Soooo… I may be a bad person. Maybe.
Here’s the back story:
A coworker of mine had a baby via surrogate around the same time as Chick. Not only were we due around the same time, our babies were both born premature. He and his husband have been trying to have a child for years (everything from adoption to 4 failed surrogate pregnancies) so I was really very happy when I learned they were expecting a child. If anyone knows the long, hard road to fertility, it’s me…
But this is where our stories diverge.
Said co-worker, “Pea” as he will be known from here on out, isn’t just a coworker, he is the head of my unit. Which means he makes bank. Upon learning that he and his husband were expecting, Pea sold his fancy loft in the city and moved to a multi-million dollar home in the ‘burbs. His husband stays at home with their daughter. They hire a babysitter once a week so they can have a date night. They also hired a night nanny when their child was teeny so that they could get a good night’s sleep.

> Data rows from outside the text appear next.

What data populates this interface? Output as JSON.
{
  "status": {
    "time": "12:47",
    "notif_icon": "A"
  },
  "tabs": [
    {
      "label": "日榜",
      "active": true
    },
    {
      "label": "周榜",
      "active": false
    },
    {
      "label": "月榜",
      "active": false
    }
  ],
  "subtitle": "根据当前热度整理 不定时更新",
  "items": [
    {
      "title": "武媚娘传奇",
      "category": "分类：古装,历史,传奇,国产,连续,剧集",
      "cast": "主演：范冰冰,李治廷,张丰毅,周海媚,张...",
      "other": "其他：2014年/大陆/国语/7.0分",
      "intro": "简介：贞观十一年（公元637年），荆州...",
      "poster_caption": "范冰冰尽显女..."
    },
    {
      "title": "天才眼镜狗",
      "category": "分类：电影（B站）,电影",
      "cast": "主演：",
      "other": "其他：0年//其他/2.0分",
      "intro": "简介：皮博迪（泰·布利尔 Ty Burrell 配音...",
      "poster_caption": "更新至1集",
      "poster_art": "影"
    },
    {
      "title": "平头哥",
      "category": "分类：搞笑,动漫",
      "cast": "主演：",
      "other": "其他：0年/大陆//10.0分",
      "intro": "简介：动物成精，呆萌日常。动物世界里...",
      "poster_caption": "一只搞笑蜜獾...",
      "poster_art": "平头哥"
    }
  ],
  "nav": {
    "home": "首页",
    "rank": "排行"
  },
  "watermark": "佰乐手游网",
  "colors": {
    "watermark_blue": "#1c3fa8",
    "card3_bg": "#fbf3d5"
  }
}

“Reserving judgments is a matter of infinite hope.” -The Great Gatsby
Um… yeah. That’s not my life. There are times I feel a bit like Nick Caraway in The Great Gatsby. I can see the fancy, but I always return at the end of the day to my tiny cottage just next door to Pea’s metaphorical (and come to think of it, LITERAL) mansion.
Because our kids are close in age, Pea will occasionally ask me how Chick is doing. Specifically, if Chick is eating solids yet, rolling over, playing with sensory toys, etc. It wasn’t until recently I realized he is comparing his child to mine. It’s like Chick is a litmus test. On one hand, I get it… as new parents, you don’t know what is normal. On the other hand, I’m not entirely comfortable with the tone of some of these conversations.
And still I’ve managed to be mostly pleased for him. Sure, there are times where I just marvel at what having money can do. Yes, there are times when I wish I could provide X for Chick or Mr. O if only I made a kagillion dollars. But these times are mostly fleeting.
Recently, Pea and I were catching up over the proverbial water cooler when he drops the bomb. He and his husband are trying for another child. They found another surrogate and had just completed an FET. I was kinda gobsmacked. I can’t imagine having another child right now. Chick consumes so much of my time, even when I’m not with him. How on earth can they be starting on another child so soon? I will admit it– I got judgey. (On the inside. All on the inside, because I have the best polite poker face ever.)
I’m not really happy with my reaction to this. It’s complicated. I’m about to be completely honest here in an effort to get to the bottom of this… *gulp*
First, is it because they are wealthy? Not only can they afford to buy a fancy house, have a parent stay at home, hire a night nurse, and all the rest, they can afford another surrogate. Mr. O and I are just making it work with the cost of daycare, diapers, etc., while still meeting all our financial obligations. A second baby right now would make my bank account implode.
Second, is it because they are men? Even if I wanted to, I couldn’t start on child #2 right now because my body is still recovering. (It takes between a year and 18 months to fully recover from pregnancy and childbirth.) Not to mention that I’m still supporting Chick through breastfeeding. Because neither of them is carrying the physical burden of this child, they can bounce into baby #2 much easier than I could.
Third, is it because they are having a baby at all? As so many of you know first hand, there is a part of me that will be infertile forever. Birth announcements still sting a little, even though I have a baby of my own. I see pregnant women and I cringe (all on the inside.) Infertility is a wound that doesn’t heal, never fully.
Or four… is it a big ol’ sauce of all three?
In all of this is the lingering question of why another person’s happiness has to reflect on my own. I don’t think I’m alone in this– keeping up with and feeling insecure about the Joneses is as American as apple pie. I do wish I were better at keep that nagging need for comparison at bay.